Stored items
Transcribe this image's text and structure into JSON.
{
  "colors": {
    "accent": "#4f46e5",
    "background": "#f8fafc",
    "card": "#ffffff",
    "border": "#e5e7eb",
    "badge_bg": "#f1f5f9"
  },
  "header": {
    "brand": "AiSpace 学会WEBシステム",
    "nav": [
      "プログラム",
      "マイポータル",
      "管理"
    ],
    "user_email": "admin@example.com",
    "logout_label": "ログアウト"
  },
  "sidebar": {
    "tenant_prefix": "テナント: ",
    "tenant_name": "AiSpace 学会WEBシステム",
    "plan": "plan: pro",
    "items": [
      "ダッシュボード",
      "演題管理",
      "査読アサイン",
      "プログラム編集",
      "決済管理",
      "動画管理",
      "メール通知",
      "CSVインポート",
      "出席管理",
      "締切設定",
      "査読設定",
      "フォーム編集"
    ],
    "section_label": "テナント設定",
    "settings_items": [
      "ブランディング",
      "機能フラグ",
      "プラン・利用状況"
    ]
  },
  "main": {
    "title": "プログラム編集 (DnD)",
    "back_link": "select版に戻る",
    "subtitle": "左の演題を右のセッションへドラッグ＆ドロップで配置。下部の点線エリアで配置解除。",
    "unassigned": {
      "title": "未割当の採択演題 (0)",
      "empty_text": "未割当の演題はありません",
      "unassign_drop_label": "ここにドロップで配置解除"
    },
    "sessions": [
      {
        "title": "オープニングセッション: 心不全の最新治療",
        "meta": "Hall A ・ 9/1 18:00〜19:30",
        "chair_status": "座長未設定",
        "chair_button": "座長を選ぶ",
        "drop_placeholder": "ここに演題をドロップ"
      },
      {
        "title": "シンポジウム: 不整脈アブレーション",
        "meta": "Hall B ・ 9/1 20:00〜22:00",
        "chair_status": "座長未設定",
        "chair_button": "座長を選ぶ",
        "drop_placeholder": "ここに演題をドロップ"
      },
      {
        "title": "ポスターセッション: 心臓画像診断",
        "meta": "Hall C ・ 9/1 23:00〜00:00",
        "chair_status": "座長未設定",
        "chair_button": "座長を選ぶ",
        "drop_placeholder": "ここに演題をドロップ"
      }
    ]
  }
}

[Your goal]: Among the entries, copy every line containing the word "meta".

[Output of the exercise]:
        "meta": "Hall A ・ 9/1 18:00〜19:30",
        "meta": "Hall B ・ 9/1 20:00〜22:00",
        "meta": "Hall C ・ 9/1 23:00〜00:00",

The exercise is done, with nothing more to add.